=== ENTRIES SUPPLIED ===
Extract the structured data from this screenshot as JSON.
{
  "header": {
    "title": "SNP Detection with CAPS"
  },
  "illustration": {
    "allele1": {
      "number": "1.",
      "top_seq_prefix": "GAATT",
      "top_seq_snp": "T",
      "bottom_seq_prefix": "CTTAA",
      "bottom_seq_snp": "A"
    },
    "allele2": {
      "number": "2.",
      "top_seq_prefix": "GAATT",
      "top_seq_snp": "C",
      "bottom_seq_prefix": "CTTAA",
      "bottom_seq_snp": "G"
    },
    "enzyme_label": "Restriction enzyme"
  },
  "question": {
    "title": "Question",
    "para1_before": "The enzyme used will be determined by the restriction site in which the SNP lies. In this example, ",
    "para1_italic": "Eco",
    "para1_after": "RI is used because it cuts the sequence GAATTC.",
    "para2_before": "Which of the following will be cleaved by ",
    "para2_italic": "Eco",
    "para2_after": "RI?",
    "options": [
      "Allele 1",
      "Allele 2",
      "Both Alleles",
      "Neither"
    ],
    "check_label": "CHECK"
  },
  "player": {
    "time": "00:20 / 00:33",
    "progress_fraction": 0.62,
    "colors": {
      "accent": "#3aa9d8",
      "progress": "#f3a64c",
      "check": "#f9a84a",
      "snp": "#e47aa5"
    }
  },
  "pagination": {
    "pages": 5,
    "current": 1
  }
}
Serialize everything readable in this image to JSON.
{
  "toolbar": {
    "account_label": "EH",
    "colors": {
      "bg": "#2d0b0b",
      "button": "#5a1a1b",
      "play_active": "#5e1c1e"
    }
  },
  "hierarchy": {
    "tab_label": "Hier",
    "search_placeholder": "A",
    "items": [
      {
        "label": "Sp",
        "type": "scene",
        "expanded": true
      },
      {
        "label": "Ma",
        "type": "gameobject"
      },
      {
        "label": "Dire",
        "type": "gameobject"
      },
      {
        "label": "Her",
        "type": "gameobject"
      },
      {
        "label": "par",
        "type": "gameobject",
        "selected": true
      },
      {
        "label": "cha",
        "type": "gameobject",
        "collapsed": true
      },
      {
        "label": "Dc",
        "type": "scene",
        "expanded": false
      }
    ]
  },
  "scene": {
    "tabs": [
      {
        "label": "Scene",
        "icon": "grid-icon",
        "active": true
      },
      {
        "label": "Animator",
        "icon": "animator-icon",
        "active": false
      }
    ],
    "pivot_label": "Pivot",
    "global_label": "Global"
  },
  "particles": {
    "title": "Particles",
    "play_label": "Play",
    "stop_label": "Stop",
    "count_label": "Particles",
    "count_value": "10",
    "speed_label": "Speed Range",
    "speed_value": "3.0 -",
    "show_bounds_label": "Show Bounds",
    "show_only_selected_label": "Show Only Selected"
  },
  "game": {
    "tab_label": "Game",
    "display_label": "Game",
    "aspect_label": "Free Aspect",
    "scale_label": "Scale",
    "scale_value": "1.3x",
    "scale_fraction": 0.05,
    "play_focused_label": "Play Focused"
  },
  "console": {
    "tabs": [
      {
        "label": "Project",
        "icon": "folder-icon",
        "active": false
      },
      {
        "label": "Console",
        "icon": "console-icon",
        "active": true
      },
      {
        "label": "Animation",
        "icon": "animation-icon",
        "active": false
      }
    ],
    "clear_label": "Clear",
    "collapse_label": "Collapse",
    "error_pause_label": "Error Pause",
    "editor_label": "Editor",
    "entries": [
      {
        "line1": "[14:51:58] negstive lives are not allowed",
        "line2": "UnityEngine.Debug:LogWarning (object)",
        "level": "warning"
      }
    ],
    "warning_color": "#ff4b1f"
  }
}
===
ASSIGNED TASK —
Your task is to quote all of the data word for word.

OUTPUT OF THE TASK —
Extract the structured data from this screenshot as JSON.
{
  "header": {
    "title": "SNP Detection with CAPS"
  },
  "illustration": {
    "allele1": {
      "number": "1.",
      "top_seq_prefix": "GAATT",
      "top_seq_snp": "T",
      "bottom_seq_prefix": "CTTAA",
      "bottom_seq_snp": "A"
    },
    "allele2": {
      "number": "2.",
      "top_seq_prefix": "GAATT",
      "top_seq_snp": "C",
      "bottom_seq_prefix": "CTTAA",
      "bottom_seq_snp": "G"
    },
    "enzyme_label": "Restriction enzyme"
  },
  "question": {
    "title": "Question",
    "para1_before": "The enzyme used will be determined by the restriction site in which the SNP lies. In this example, ",
    "para1_italic": "Eco",
    "para1_after": "RI is used because it cuts the sequence GAATTC.",
    "para2_before": "Which of the following will be cleaved by ",
    "para2_italic": "Eco",
    "para2_after": "RI?",
    "options": [
      "Allele 1",
      "Allele 2",
      "Both Alleles",
      "Neither"
    ],
    "check_label": "CHECK"
  },
  "player": {
    "time": "00:20 / 00:33",
    "progress_fraction": 0.62,
    "colors": {
      "accent": "#3aa9d8",
      "progress": "#f3a64c",
      "check": "#f9a84a",
      "snp": "#e47aa5"
    }
  },
  "pagination": {
    "pages": 5,
    "current": 1
  }
}
Serialize everything readable in this image to JSON.
{
  "toolbar": {
    "account_label": "EH",
    "colors": {
      "bg": "#2d0b0b",
      "button": "#5a1a1b",
      "play_active": "#5e1c1e"
    }
  },
  "hierarchy": {
    "tab_label": "Hier",
    "search_placeholder": "A",
    "items": [
      {
        "label": "Sp",
        "type": "scene",
        "expanded": true
      },
      {
        "label": "Ma",
        "type": "gameobject"
      },
      {
        "label": "Dire",
        "type": "gameobject"
      },
      {
        "label": "Her",
        "type": "gameobject"
      },
      {
        "label": "par",
        "type": "gameobject",
        "selected": true
      },
      {
        "label": "cha",
        "type": "gameobject",
        "collapsed": true
      },
      {
        "label": "Dc",
        "type": "scene",
        "expanded": false
      }
    ]
  },
  "scene": {
    "tabs": [
      {
        "label": "Scene",
        "icon": "grid-icon",
        "active": true
      },
      {
        "label": "Animator",
        "icon": "animator-icon",
        "active": false
      }
    ],
    "pivot_label": "Pivot",
    "global_label": "Global"
  },
  "particles": {
    "title": "Particles",
    "play_label": "Play",
    "stop_label": "Stop",
    "count_label": "Particles",
    "count_value": "10",
    "speed_label": "Speed Range",
    "speed_value": "3.0 -",
    "show_bounds_label": "Show Bounds",
    "show_only_selected_label": "Show Only Selected"
  },
  "game": {
    "tab_label": "Game",
    "display_label": "Game",
    "aspect_label": "Free Aspect",
    "scale_label": "Scale",
    "scale_value": "1.3x",
    "scale_fraction": 0.05,
    "play_focused_label": "Play Focused"
  },
  "console": {
    "tabs": [
      {
        "label": "Project",
        "icon": "folder-icon",
        "active": false
      },
      {
        "label": "Console",
        "icon": "console-icon",
        "active": true
      },
      {
        "label": "Animation",
        "icon": "animation-icon",
        "active": false
      }
    ],
    "clear_label": "Clear",
    "collapse_label": "Collapse",
    "error_pause_label": "Error Pause",
    "editor_label": "Editor",
    "entries": [
      {
        "line1": "[14:51:58] negstive lives are not allowed",
        "line2": "UnityEngine.Debug:LogWarning (object)",
        "level": "warning"
      }
    ],
    "warning_color": "#ff4b1f"
  }
}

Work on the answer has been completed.